[Input]
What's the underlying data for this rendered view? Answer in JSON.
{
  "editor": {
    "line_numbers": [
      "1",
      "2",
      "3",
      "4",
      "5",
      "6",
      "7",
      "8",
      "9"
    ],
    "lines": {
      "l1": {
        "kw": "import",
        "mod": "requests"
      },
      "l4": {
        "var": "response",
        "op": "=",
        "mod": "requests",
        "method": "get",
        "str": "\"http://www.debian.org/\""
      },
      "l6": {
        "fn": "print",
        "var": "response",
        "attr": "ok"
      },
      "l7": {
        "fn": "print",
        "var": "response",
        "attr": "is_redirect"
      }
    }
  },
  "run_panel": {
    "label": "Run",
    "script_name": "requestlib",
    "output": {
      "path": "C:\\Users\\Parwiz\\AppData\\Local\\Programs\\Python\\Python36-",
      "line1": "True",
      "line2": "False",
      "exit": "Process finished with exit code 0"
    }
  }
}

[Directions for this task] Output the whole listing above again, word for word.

[Answer below]
What's the underlying data for this rendered view? Answer in JSON.
{
  "editor": {
    "line_numbers": [
      "1",
      "2",
      "3",
      "4",
      "5",
      "6",
      "7",
      "8",
      "9"
    ],
    "lines": {
      "l1": {
        "kw": "import",
        "mod": "requests"
      },
      "l4": {
        "var": "response",
        "op": "=",
        "mod": "requests",
        "method": "get",
        "str": "\"http://www.debian.org/\""
      },
      "l6": {
        "fn": "print",
        "var": "response",
        "attr": "ok"
      },
      "l7": {
        "fn": "print",
        "var": "response",
        "attr": "is_redirect"
      }
    }
  },
  "run_panel": {
    "label": "Run",
    "script_name": "requestlib",
    "output": {
      "path": "C:\\Users\\Parwiz\\AppData\\Local\\Programs\\Python\\Python36-",
      "line1": "True",
      "line2": "False",
      "exit": "Process finished with exit code 0"
    }
  }
}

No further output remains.